→ **Web page and app entries**:
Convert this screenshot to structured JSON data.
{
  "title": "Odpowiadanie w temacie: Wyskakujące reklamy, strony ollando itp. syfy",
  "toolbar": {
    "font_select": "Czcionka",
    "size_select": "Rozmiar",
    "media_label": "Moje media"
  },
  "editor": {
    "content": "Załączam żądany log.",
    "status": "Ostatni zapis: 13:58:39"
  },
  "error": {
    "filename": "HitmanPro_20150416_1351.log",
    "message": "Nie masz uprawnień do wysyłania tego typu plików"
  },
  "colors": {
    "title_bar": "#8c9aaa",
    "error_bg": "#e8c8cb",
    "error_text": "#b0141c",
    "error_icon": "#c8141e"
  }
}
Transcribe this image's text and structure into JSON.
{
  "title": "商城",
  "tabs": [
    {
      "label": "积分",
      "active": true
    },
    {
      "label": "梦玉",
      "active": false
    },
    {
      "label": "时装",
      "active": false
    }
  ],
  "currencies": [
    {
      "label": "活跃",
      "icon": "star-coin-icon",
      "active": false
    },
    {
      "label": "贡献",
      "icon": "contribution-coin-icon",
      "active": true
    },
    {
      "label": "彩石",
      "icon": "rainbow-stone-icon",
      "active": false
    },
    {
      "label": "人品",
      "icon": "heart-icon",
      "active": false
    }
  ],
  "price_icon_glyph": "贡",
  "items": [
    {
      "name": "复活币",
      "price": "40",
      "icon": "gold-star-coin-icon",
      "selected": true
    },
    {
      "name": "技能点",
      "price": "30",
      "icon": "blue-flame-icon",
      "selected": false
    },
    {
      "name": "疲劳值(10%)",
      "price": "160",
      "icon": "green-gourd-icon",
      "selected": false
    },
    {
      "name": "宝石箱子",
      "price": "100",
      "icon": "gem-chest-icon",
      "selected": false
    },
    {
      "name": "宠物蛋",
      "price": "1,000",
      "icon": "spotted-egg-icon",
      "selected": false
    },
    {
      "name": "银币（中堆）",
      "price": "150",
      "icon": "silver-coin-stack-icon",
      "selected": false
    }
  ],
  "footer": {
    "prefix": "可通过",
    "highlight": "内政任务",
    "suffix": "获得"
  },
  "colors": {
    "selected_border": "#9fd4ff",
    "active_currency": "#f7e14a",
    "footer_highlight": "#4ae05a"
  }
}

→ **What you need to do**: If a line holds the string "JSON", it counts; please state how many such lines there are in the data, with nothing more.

→ **Written solution**: 2